Eamonn Store, CEO of The Guardian U.S., said in a meeting with newsroom staff the company needs to make up for a revenue shortfall of $4.4 million over the next six months, Politico reports.
Due to low ad sales and revenue projections, “a longtime administrative staffer” was let go, as well as around half a dozen staffers in facilities, IT and accounting, according to Politico’s Morning Media.
For now, the company’s editorial staff will be offered buyouts. A round of layoffs will take place afterwards.
A source told Morning Media that The Guardian U.S. plans to cut about 50 jobs from the 150-person organization. This news is surprising, given the company just appointed two deputy editors, Jane Spencer and David Taylor, to lead digital strategy and news operations in August.
The U.S. branch, which launched in 2011, is part of The Guardian’s aggressive global expansion strategy. In 2014, The Guardian U.S. won a Pulitzer for breaking Edward Snowden's leaks about NSA surveillance.
Earlier this month, former editor-in-chief of The Guardian in the U.K. Alan Rusbridger said the publication’s predictions for ad revenues last year never materialized "because it all went to Facebook."Rusbridger said Facebook sucked up nearly $27m of The Guardian's digital advertising revenue last year.
In January, The Guardian announced it would slash costs by around 20% in order to “safeguard” the newspaper’s future.

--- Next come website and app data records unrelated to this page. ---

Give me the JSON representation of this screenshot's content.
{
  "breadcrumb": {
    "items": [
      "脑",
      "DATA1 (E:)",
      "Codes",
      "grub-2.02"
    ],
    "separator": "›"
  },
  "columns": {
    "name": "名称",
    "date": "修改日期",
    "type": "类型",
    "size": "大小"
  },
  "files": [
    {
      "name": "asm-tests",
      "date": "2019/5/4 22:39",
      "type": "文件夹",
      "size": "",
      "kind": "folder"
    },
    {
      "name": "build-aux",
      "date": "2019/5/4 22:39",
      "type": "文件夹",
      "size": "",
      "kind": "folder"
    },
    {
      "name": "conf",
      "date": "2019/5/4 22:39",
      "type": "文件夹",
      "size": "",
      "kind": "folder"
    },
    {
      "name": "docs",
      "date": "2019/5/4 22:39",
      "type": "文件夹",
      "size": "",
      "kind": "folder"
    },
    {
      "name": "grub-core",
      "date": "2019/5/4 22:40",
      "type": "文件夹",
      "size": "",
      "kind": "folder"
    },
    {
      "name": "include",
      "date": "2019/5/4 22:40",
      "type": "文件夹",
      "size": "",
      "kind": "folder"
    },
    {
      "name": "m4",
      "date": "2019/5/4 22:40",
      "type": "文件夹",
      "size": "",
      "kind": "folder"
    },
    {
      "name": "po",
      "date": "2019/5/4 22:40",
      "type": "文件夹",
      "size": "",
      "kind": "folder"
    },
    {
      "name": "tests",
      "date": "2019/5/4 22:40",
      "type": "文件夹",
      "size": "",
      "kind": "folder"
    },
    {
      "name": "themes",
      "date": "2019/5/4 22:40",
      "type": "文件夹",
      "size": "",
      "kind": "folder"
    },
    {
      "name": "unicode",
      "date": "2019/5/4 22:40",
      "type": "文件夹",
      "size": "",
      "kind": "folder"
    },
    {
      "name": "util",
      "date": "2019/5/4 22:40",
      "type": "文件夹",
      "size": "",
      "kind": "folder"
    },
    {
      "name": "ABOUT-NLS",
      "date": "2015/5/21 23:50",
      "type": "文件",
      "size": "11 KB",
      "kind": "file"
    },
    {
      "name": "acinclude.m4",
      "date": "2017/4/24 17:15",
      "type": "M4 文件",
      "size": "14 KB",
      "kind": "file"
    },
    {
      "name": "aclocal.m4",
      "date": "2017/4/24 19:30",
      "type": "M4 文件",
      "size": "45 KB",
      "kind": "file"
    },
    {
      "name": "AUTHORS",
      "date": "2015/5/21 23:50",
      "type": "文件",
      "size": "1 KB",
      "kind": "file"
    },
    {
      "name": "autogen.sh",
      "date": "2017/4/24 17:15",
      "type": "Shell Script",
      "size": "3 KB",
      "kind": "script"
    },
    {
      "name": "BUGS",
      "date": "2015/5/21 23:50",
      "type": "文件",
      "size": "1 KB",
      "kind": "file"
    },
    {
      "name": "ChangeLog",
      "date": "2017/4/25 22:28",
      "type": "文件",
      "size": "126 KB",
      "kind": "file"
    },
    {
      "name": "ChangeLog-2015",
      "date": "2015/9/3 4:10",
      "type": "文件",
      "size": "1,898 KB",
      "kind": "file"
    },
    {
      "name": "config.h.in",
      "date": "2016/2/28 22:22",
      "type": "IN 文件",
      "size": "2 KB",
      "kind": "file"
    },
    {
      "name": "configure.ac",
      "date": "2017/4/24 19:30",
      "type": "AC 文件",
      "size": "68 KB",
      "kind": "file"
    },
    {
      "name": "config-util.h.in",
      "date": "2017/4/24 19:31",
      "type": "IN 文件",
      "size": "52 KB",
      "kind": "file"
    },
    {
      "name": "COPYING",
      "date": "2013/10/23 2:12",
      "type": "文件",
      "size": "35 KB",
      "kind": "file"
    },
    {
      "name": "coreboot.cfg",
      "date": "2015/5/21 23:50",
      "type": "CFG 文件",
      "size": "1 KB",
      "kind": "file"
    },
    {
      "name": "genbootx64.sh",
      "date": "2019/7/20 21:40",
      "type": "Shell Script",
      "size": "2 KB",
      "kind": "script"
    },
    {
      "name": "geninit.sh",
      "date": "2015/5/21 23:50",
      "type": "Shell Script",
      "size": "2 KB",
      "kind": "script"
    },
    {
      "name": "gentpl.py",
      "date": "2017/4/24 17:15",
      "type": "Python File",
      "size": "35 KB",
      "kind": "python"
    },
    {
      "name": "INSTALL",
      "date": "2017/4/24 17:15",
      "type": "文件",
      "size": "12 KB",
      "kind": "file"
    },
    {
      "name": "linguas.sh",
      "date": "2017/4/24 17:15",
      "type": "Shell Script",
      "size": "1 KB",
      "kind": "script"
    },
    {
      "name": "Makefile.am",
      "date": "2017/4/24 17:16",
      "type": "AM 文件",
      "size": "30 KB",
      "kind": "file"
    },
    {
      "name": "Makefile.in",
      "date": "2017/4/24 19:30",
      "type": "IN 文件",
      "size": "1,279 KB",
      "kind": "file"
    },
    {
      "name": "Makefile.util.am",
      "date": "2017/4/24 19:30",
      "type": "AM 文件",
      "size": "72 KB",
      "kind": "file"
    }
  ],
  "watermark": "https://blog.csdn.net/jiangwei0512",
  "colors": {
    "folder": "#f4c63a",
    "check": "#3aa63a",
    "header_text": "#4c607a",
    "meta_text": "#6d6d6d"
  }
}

It plans to cut £52 million from its annual operating expenses of £268 million, or about $74 million from a total $382 million.
And in July, the company said it would cut its weekly media coverage in print from two pages to one.